Well, obviously they will, right? Because the Senate Dems think that the undocumented should not be discriminated against, should be aided in becoming legal residents?
I have got that right, yes? No one would play just mere politics with something like this, would they?
This Spotify is rather good, isn’t it?
Might well, next time I upgrade the computer and sound system, pay for the higher quality though some rather larger speakers.
So, I’m what, 5 years late to this party? That’s actually early for me in matters technical.
And they’ve got JJ Cale albums I’ve never even heard of!
Together, they herald a new international feminist movement with an expanded agenda: at once anti-racist, anti-imperialist, anti-heterosexist and anti-neoliberal.
Some 97% of women are heterosexual. Why would 97% of women be against heterosexism therefore?
Buddhist monk arrested in Myanmar with more than four million methamphetamine pills
This is not, of course, the first such sale, but each sickens me. Each turns education into debt slavery. Each reduces large numbers of young-ish people into just another commodity for the financial sector to trade. Each alienates them further from a society that should want to transfer the skills they need to them so that they can flourish.
And each shows how wrong the priorities of government are. Remember the government is still subject to a debt repurchase programme by the Bank of England right now. And at the same time it is selling student debt, wholly unnecessarily. Indeed it could simply sell it to the Bank of England and have it effectively cancelled instead of making this sale to the private sector right now. Nothing would liberate entrepreneurialism, the ability to buy a house, the chance to save for a pension and even boost growth more than doing so, I suspect. But instead the dogma of financialisation rules.
The students of Ritchie presumably gain value from being taught by Ritchie. Why shouldn’t the students of Ritchie thus pay the costs of being taught by Ritchie?
But no, instead the magic money tree must levy an inflation tax upon all rather than the students of Ritchie paying what his education skills are worth.
For Ukip the stakes could not be higher. Lose here and the party is well and truly dead: its new leader, and its candidate here, Paul Nuttall buried on his first outing. Byelections are the great hope of insurgent parties, when voters can indulge in risk-free protest. No seat could be riper than this Brexit hotspot, where almost 70% voted leave: Stoke perfectly matches this week’s BBC research showing the closest correlation between high Brexit areas and low education qualifications.
Only the idiots vote for Brexit says that last line.
Not beating Labour in a seat which has been Labour since creation in 1950 (and one of the constituent parts was Labour back before 1910 as well) would be most disappointing but not a disaster.
But then, you know, Polly, shape expectations, all that.
How could a judge make me hand over £2.7million to my ex-wife 10 YEARS after we divorced?

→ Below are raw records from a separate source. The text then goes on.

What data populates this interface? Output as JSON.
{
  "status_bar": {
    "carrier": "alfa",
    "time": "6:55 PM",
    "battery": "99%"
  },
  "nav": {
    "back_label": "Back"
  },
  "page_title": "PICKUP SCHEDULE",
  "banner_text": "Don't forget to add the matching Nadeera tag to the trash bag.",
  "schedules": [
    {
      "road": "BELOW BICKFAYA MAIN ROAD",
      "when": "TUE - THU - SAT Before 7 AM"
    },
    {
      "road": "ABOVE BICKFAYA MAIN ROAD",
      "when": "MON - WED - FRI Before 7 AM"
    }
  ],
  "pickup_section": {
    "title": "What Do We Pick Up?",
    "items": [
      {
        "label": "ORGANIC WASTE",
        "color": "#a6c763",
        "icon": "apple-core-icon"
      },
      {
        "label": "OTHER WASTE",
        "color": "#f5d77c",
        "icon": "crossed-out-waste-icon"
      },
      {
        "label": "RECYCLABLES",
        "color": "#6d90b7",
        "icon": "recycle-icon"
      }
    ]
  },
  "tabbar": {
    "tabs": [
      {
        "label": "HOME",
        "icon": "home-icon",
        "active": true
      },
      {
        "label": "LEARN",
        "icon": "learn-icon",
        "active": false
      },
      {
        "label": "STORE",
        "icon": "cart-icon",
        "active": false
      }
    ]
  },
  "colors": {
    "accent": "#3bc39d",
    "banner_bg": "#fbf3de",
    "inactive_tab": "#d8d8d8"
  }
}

Glenn’s cautionary tale and a ruling that could have consequences for all divorced couples
Glenn Briers, 61, from Willenhall, West Midlands, has a £10m fashion empire
He has already given ex Nicola £600,000 home and a £10,000 a year salary
The father-of-three divorced in 2005 and said they were amicable until recently
The reason is actually in the piece:
Had Glenn tied up their 2005 divorce agreement legally, he suspects it is unlikely that Nicola would have had a case to bring.
She sat in front of the solicitor and it was drawn up, but we never signed it.
Silly Billy makes a Glum Glenn.